Most days were spent in a mental fog, during my 30s. This was due to a combination of sleep apnea and working the graveyard shift. Regardless of the amount of sleep and coffee intake, I rarely felt mentally up to par. I felt very grateful for the few days the brain fog cleared away, allowing me to feel fully alive.
The brain fog diminished somewhat after altering my sleep schedule. It was even less pronounced after my physician prescribed a C-PAP breathing machine for the sleep apnea problem. The clarity was a boon to my life in general, and my career in particular. Then, just prior to my 40th birthday, the brain fog vanished.
Nowadays, the brain fog makes a cameo appearance only when I’m authentically tired, such as after strenuous physical tasks, or if noisy weather has interrupted overnight sleep.
I’m very possessive of mental clarity now that I have it. Clarity is a quiet power and a requirement for effective decision making and living life in general. If you’ve ever had chronic mental fog, you know how valuable mental clarity really is. You never take it for granted.
A side benefit of the return of this clarity is the personality shift from passive living to assertive living. When living in a brain fog, one cannot effectively think strategically. A lot of trust and control is unwisely placed into the hands of others. When that happens, it’s easy for others to steer you off-course. It’s difficult to maintain whatever progress towards goals has been made. When my mental clarity finally returned it felt as if the higher self had reengaged and I was able to think and perform in ways that mattered most to me.
The lack of mental clarity often results in a lack of decisiveness about life choices. This contributes to difficulty in moving forward in what is needed to get unstuck from frustrating conditions. The mind gets trapped in scattered thinking causing panic and further loss of control. In some cases, I let go of rational thinking and surrendered to magical thinking that turned out to be an escape from facing life head-on and honestly.
The return of mental clarity caused a corresponding awakening of intelligence and the return of the ability to understand scenarios and to confidently make crucial decisions. I no longer felt helpless and lost regarding life’s options. Delays, hampered by worry diminished greatly. I was finally able to move forward.
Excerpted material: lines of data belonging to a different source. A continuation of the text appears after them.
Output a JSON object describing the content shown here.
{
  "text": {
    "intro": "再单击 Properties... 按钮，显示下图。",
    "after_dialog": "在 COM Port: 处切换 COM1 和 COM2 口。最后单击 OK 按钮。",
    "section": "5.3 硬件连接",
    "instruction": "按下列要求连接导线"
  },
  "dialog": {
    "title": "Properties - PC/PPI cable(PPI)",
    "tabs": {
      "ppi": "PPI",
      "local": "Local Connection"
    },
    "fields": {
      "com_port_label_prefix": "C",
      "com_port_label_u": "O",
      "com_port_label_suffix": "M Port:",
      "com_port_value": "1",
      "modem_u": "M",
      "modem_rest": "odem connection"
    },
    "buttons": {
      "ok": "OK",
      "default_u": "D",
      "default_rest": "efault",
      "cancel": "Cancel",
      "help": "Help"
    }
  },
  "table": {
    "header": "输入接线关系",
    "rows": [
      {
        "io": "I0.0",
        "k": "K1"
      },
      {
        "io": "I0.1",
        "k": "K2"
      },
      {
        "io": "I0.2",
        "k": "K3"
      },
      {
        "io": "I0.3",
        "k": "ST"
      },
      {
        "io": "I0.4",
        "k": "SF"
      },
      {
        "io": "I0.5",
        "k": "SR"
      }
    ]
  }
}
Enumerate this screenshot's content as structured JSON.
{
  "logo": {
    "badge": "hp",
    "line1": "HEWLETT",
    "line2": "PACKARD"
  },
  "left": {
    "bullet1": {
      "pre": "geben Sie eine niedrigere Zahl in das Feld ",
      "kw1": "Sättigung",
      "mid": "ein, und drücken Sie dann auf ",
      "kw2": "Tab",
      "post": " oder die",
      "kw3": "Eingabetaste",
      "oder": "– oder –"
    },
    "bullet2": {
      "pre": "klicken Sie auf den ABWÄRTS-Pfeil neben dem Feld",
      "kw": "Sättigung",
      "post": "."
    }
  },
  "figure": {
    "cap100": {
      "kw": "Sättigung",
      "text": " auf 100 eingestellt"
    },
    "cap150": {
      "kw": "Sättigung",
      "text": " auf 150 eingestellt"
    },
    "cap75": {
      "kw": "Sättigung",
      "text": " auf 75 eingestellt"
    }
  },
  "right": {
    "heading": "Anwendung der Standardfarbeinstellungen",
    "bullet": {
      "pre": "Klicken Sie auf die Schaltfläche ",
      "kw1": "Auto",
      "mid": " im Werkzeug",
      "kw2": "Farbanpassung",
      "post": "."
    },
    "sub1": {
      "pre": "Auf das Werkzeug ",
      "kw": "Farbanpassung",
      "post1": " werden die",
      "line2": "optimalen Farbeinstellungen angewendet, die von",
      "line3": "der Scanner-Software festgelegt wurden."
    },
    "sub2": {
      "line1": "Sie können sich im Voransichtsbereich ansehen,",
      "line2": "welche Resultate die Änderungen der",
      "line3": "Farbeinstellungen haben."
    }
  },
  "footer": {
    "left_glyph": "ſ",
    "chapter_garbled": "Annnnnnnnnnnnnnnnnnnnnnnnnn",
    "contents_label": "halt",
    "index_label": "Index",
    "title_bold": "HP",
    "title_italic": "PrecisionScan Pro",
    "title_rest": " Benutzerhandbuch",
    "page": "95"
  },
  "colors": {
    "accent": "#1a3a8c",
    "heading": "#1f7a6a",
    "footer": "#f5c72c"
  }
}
Mental clarity is a superpower that enables personal authority and realistic control in everyday living. This results in a perceptible “aura” of confidence that other people respect and honor. You are honest about who you are, which feeds the growth of further mental clarity.
One of the beauties of clarity is that objectivity takes more of a role in decision-making. Opinionated thinking recedes. The more open-mindedness puts one in a more enlightened position. This helps one judge scenarios and how self-limiting beliefs get in the way of progress. There is less dithering and waffling in the decision-making process. This objective mental power lets you cut to the point with maximum efficiency. When mental clarity is in tune with one’s surroundings, the decisiveness is done in a caring, empathetic manner. There is a healthy balance between detachment and compassion.
In short, mental clarity allows us to use intellect, logic, and intuition in fair measure to navigate through obstacles that pop up in life. We can make wise, informed decisions while maintaining fairness and compassion towards people who will be affected by our thoughts and actions. We feel more confident that our clear, objective, mindful thinking has resulted in balanced, effective decisions.
Mental clarity yields more satisfaction in life.
The Blue Jay of Happiness quotes the cellist, Yo-Yo Ma. “Music is powered by ideas. If you don’t have clarity of ideas, you’re just communicating sheer sound.”